Ok I will get this bit out of the way first, I wouldn’t use a camera phone for producing publishable images, I just do not think that their quality is there just yet but in the case of some models, I am in fact, to be totally honest, quite impressed. I say that cautiously of course.
I can always recall someone telling me many years ago, when I was getting into photography that a good photographer, could get away with using anything to take a good picture. I believed it then and I still believe it now to hold true. I have come across some great work and have been stunned to learn for example, that it had been taken using a throw away camera from Boots.
So where do camera phones fit in? Do I use mine? What one do I use? Is it of any real use?
I recently upgraded my Vodafone contract and got my hands on a Nokia N95 8GB for the simple reason that it has a great feature set and a 5MP camera, currently one of the best of its kind on the market. In short I love the phone. Its many features are all of great use to me and it has become an invaluable tool amongst my camera kit which extends well beyond the obvious tools, such as the bodies and lenses that I own.
Photographers need to be able to plan their shoots as meticulously as possible. I will often make a note of the places that I find at any time of day, that I feel are worth coming back to one day to explore their potential. In the first instance, I make a note of these discoveries on my N95’s notebook facility. This can later be synced with Outlook when I get home and the notes can then be further fleshed out. Sometimes I use the GPS map facility to record positions using my current latitude and longtitude position, in order to annotate the map. Currently this cannot be synced with anything, which is a pity…. but I have digressed a little that’s get back to the case in point – The built in camera.
In my previous post, all of the attached photos were taken with the N95 which proves its ability to produce images of a good enough quality for website use. However in terms of providing my stock library, it does fall way too short but that doesn’t matter, as I use it for a different purpose – As I shall now explain….
Over the weekend we visited one or two places in Dorset that really impressed me in terms of their potential but I didn’t have my DSLR system on me. One of them was Boscombe Pier, which featured in my last post, you may have seen some of the images and I reproduce one or two of them here to illustrate:
[image title=”Boscombe Pier has recently been refurbished” size=”medium” id=”922″ align=”none” linkto=”viewer” ] [image title=”Fishing on Boscombe Pier, Bournemouth” size=”medium” id=”915″ align=”none” linkto=”viewer” ]
As you can see the light was very harsh, it was hazy out to sea but the potential can be seen. I decided that I would make a trip back there one winter afternoon and stick around till twilight to take a series of photos. The lights come on at a certain time too and that would be worth waiting around for. I was also able to ascertain that the Western side would be the better side, as on the Eastern side, too many off-shore objects would be distracting. Not to mention the sunset period would only work from the Western side of the Pier! This would lead nicely onto Twilight, even if I stayed in the same spot for the duration which I probably would.
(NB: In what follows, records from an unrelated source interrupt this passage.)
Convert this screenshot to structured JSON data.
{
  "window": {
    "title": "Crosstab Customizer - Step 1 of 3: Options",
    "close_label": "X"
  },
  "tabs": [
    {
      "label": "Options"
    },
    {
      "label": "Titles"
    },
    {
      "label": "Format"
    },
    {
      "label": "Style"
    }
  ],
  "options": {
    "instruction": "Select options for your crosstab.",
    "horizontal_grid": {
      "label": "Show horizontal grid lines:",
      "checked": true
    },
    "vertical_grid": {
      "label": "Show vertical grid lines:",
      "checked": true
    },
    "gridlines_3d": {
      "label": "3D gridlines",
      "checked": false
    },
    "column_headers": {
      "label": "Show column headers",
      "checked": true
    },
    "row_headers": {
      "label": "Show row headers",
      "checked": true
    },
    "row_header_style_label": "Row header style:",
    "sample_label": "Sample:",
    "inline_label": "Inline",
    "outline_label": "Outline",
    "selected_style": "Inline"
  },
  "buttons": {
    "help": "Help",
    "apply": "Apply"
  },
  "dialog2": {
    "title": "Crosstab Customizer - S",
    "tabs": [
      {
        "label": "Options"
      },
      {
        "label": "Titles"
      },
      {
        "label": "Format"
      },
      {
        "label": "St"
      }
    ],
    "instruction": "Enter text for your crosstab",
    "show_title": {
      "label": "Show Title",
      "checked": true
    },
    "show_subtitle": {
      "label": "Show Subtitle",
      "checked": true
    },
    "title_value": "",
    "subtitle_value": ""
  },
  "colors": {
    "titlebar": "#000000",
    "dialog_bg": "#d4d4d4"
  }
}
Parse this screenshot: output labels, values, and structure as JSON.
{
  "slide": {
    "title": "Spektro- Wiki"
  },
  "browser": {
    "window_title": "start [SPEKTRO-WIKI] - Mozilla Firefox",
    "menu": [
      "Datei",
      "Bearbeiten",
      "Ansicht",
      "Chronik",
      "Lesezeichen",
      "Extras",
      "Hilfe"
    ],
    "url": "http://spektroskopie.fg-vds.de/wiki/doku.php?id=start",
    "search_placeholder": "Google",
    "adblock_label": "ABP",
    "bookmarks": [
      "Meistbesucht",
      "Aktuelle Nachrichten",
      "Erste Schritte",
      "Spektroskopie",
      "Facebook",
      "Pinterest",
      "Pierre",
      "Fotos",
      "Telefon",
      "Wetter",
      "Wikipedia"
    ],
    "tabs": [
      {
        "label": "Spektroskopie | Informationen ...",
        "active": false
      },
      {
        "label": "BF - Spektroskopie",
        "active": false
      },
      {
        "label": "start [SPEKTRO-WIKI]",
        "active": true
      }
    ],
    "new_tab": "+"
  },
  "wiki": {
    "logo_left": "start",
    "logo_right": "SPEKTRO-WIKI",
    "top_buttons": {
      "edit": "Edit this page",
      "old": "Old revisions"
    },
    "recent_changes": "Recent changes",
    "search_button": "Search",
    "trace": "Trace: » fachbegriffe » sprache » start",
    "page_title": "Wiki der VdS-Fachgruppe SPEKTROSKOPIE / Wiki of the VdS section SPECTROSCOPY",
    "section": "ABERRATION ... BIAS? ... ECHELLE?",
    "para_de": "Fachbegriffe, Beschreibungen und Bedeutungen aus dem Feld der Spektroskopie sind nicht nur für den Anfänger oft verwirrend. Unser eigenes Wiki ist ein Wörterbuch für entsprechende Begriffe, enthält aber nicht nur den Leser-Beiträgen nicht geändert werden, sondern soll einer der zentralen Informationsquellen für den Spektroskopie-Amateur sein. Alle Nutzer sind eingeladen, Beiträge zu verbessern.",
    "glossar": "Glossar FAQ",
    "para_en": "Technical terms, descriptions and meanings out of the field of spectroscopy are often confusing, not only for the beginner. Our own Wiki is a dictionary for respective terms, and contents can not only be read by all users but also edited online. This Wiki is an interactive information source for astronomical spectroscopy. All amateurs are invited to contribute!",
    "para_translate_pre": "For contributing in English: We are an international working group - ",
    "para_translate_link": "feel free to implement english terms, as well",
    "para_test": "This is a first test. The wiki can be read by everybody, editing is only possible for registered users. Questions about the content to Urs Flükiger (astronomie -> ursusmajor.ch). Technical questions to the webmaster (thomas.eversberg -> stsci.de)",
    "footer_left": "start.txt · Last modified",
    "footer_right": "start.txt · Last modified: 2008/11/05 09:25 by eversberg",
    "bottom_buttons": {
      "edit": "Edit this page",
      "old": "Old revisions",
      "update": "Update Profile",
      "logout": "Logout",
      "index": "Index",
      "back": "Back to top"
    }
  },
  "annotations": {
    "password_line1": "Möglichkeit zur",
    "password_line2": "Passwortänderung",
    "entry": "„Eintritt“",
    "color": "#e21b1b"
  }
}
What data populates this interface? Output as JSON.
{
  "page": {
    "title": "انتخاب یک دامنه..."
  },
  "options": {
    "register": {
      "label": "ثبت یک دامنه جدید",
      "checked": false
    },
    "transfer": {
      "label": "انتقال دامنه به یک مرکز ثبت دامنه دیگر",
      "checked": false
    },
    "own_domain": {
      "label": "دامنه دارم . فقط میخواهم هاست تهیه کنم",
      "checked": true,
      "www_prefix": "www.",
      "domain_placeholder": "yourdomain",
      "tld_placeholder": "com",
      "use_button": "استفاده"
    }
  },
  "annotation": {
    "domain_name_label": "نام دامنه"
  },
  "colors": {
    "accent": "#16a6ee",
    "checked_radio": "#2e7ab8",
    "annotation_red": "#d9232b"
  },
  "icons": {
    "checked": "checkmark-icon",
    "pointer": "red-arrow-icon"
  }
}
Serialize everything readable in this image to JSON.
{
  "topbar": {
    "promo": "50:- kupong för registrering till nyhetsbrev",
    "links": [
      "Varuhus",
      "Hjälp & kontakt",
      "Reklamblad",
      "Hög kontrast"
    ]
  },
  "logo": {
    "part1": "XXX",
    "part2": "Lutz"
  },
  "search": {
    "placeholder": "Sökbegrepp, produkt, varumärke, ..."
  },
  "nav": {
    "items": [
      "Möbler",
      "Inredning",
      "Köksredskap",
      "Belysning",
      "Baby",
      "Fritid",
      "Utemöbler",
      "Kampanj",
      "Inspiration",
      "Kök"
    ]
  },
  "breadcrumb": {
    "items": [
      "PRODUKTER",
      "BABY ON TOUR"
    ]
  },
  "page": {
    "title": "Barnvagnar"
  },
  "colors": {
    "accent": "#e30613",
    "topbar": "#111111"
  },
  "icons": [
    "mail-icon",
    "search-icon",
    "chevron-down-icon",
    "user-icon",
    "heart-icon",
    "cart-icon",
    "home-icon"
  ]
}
I was taking some photos of the location in order to work out some ideas for positions and viewpoints on the day I return. These little images can then go back home with me and I can sync these too with my PC. I can then study them at my leisure to make some firm decisions on when to come back, as in time of year, time of day and even the sort of weather I would prefer. It helps me make these decisions and to get a feel for the place that I perhaps wouldn’t form otherwise.
Lets take a closer look at the full length shot of the pier:
- Currently its very busy because its a Saturday afternoon and everyone has come out to enjoy the gorgeous weather – Come back mid week in winter at a later stage in the day and it will be quieter, possibly deserted. One or two people wouldn’t be an issue, as I would be using long exposures and they would “ghost out” an effect I love anyway.
- I would also be more careful of the panels down the middle, avoiding to stand by the doorway I did on this occasion.
- The shadows would be subtler later in the day, maybe not there at all but I would like a little bit of shadow to throw some extra geometry into the mix.
- The sky would be more subtle and maybe very interesting with some great cloud formations and tones.
- At some point those lights will come on for certain and this would most likely be twilight – That would be worth waiting for.
- So as you can see I have been critiquing my own snapshot which now enables me to straight back there on a given day, to get the very best out of the location as I can
- Resulting in a very well thought out and saleable shot.
This just shows that a camera phone is a useful tool to have and plus the fact, its the only camera I ALWAYS carry around with me in my pocket – Its a damn good Mp3 player too and images can even be posted directly to Flickr from it.
A new model has just been released, called the N96, so you may, if interested check that one out too, as it comes with 16GB of space and it is also 5MP. Will Camera phones improve as the technology develops? We now have 24MP DSLRs on the horizon, does this mean there could be a 10MP Nokia around the corner? We live in exciting times…..